Page: 18588

Mr LATHAM (2:40 PM) —My question is addressed to the Treasurer. When he appointed Mr David Knott as deputy chair of ASIC in 1999 and then as chairman in November 2000, what checks did the Treasurer undertake concerning Mr Knott's business activities? Did the Treasurer check the corporate governance and integrity record of all the firms that Mr Knott had been involved with, including Collie Knott & Co.? What did these checks reveal?

Mr COSTELLO (Treasurer) —Mr Speaker, no doubt the member for Werriwa thinks he can obtain political advantage from an article which appeared in the Australian Financial Reviewtoday under the headline `ASIC chief's former partner in sales tax scandal'. The article says that Mr Collie was obviously engaged in tax avoidance activity, back in around 1979, 1980 and 1981. The article says quite clearly:

BRW does not suggest that Knott was directly or indirectly involved in the sales tax scheme, nor that he advised on it, took any benefit under it or was aware of Collie's activities in relation to it.

It is saying that he worked in a two-man partnership with a partner who was involved in the scheme. There is no allegation of impropriety against Mr Knott and the BRW goes to great—

Mr Latham —Mr Speaker, I rise on a point of order. I am reluctant to interrupt the Treasurer but, on a point of relevance, my question is about the checks—

The SPEAKER —I do not need to hear this point of order extensively. I have noted the question and there is no way the Treasurer's answer is anything other than relevant.

Mr COSTELLO —There is no allegation of impropriety made against Mr Knott in this article. The BRW, as printed in the Australian Financial Review, goes to great lengths to say that. The allegation against Mr Knott is, at its highest, that he was guilty by association, not that he did anything wrong. BRW says quite explicitly that he did not, but that he came into a partnership with a man after that man had been engaged in the activity. Notwithstanding the grubby attempt by the member for Werriwa to push guilt by association on Mr Knott, I would like to refer the House to some other statements which have been made by Labor Party members in the last couple of days.

Opposition members interjecting

Mr COSTELLO —Oh, we do not want to hear them?

Mr Latham —Mr Speaker, I rise on a point of order that goes to relevance. I have asked a question about the checks that the Treasurer took at the time of the two appointments. I have not asked for an outline of what other people have had to say—

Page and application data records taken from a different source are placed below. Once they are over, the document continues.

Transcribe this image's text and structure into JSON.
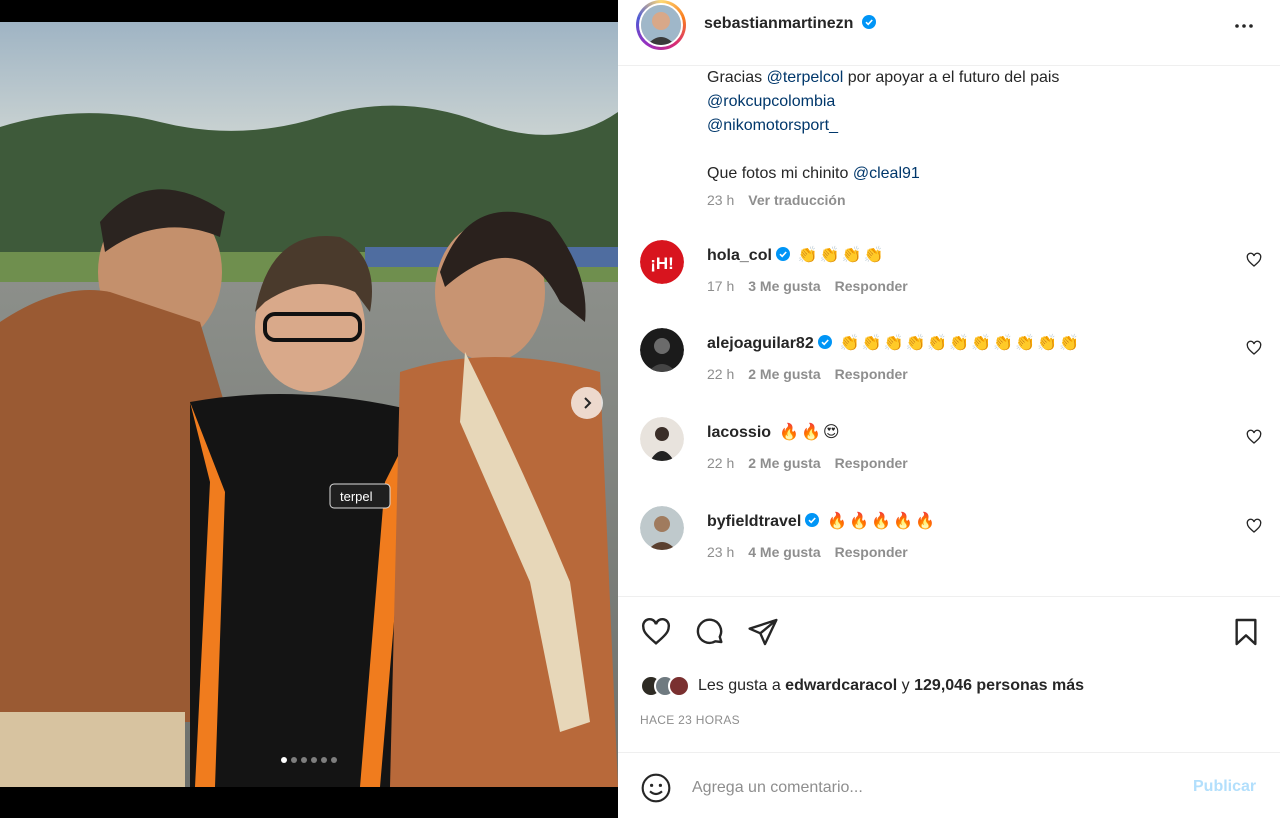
{
  "post": {
    "username": "sebastianmartinezn",
    "verified": true,
    "more_icon": "more-horizontal-icon",
    "carousel": {
      "slides": 6,
      "active": 1
    }
  },
  "caption": {
    "line1_prefix": "Gracias ",
    "line1_mention": "@terpelcol",
    "line1_suffix": " por apoyar a el futuro del pais",
    "mention2": "@rokcupcolombia",
    "mention3": "@nikomotorsport_",
    "line4_prefix": "Que fotos mi chinito ",
    "line4_mention": "@cleal91",
    "time": "23 h",
    "translate": "Ver traducción"
  },
  "comments": [
    {
      "user": "hola_col",
      "verified": true,
      "text": "👏👏👏👏",
      "time": "17 h",
      "likes": "3 Me gusta",
      "reply": "Responder"
    },
    {
      "user": "alejoaguilar82",
      "verified": true,
      "text": "👏👏👏👏👏👏👏👏👏👏👏",
      "time": "22 h",
      "likes": "2 Me gusta",
      "reply": "Responder"
    },
    {
      "user": "lacossio",
      "verified": false,
      "text": "🔥🔥😍",
      "time": "22 h",
      "likes": "2 Me gusta",
      "reply": "Responder"
    },
    {
      "user": "byfieldtravel",
      "verified": true,
      "text": "🔥🔥🔥🔥🔥",
      "time": "23 h",
      "likes": "4 Me gusta",
      "reply": "Responder"
    }
  ],
  "likes": {
    "prefix": "Les gusta a ",
    "user": "edwardcaracol",
    "middle": " y ",
    "count": "129,046 personas más"
  },
  "time_ago": "HACE 23 HORAS",
  "comment_box": {
    "placeholder": "Agrega un comentario...",
    "publish": "Publicar"
  },
  "colors": {
    "verified": "#0095f6",
    "mention": "#00376b",
    "publish_disabled": "#b2dffc",
    "muted": "#8e8e8e"
  }
}
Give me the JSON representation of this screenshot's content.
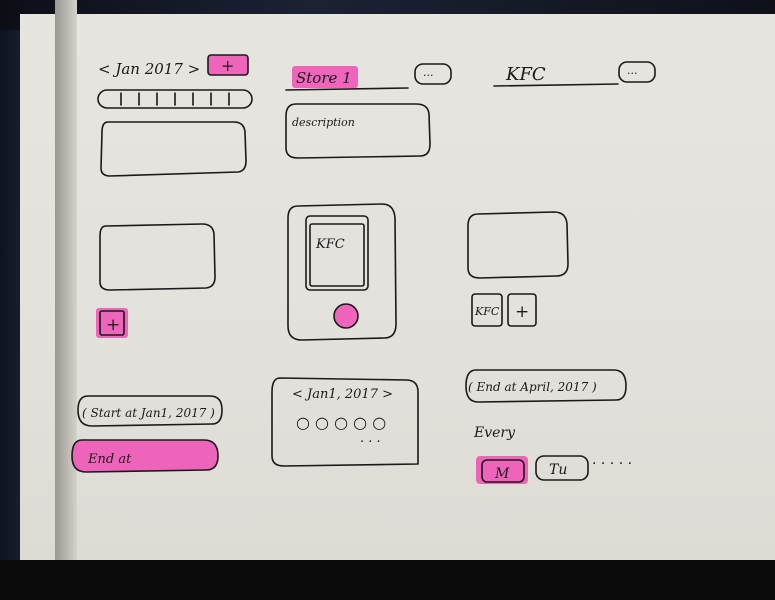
{
  "sketch": {
    "screen1": {
      "month_label": "< Jan 2017 >",
      "add_glyph": "+",
      "bottom_add_glyph": "+",
      "start_label": "( Start at Jan1, 2017 )",
      "end_label": "End at"
    },
    "screen2": {
      "store_label": "Store 1",
      "more_glyph": "...",
      "description_label": "description",
      "card_label": "KFC",
      "month_label": "< Jan1, 2017 >",
      "dots_row": "○ ○ ○ ○ ○",
      "dots_row2": ". . ."
    },
    "screen3": {
      "store_label": "KFC",
      "more_glyph": "...",
      "chip_label": "KFC",
      "chip_add_glyph": "+",
      "end_label": "( End at April, 2017 )",
      "every_label": "Every",
      "day1_label": "M",
      "day2_label": "Tu",
      "ellipsis": "· · · · ·"
    }
  },
  "colors": {
    "highlighter": "#f04fb5",
    "ink": "#1a1a1a",
    "paper": "#e4e2dc"
  }
}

The SPEAKER —The Treasurer has not to date made any comment that is not relevant to the question asked. If he now chooses to do so I will of course take action, but to date he has not done anything other than say he wanted to refer to a list, and the relevance of that is for me to assess.

Mr COSTELLO —Senator Stephen Conroy, the shadow minister for financial services, took the opportunity to put out a press release when Mr Knott announced he would be standing down at the end of the year. This is what Senator Stephen Conroy, the spokesman for the Labor Party said:

Mr Knott has been an outstanding leader and a dedicated Chairman of ASIC since his appointment, first as Deputy Chairman ... and then as chairman in November 2000.

Mr Latham —Mr Speaker, I rise on a point of order. The Treasurer is making a farce of your ruling because he has made no attempt to answer my question.

The SPEAKER —The member for Werriwa will resume his seat. By any measure, the Treasurer is linking the remarks he is making to the question about the character of Mr Knott. That is as much relevance as is ever brought to bear by any occupier of the chair on any occasion.

Mr COSTELLO —Senator Stephen Conroy went on to say:

Under his stewardship, ASIC has become a world leader in financial services regulation and corporate enforcement.

He has steered ASIC through a difficult period in corporate regulation and has had many successes.

This is a press release of 12 August 2003. It goes on:

Above all, he has fulfilled ASIC's mandate of protecting consumers, investors and creditors, with efficiency and fairness.

That was the official statement from the shadow minister responsible in the Labor Party in relation to Mr Knott. Another statement from Senator Stephen Conroy was:

He has turned ASIC from a toothless tiger into an effective regulator.

I have only ever heard one person attack Mr Knott in this parliament and he attacked Mr Knott because ASIC had the temerity to bring an action against one Nicholas Whitlam. That person was the member for Werriwa. If there was ever any criticism in this place of Mr Knott, it was that under his administration ASIC had been vigilant in bringing legal proceedings. While Senator Stephen Conroy has always supported such vigilance, there is one person in this parliament for whom there is nothing too low to stoop to, and it is the member for Werriwa—as has been proved by this muckraking.

Mr Latham —Mr Speaker, I wish to ask a supplementary question to the Treasurer.

The SPEAKER —The member for Werriwa will resume his seat. The member for Werriwa is well aware of the fact that on becoming the Speaker I indicated in response to a question from the opposition that it was not my intention—and indeed had not been the intention of my predecessor—to accommodate supplementary questions.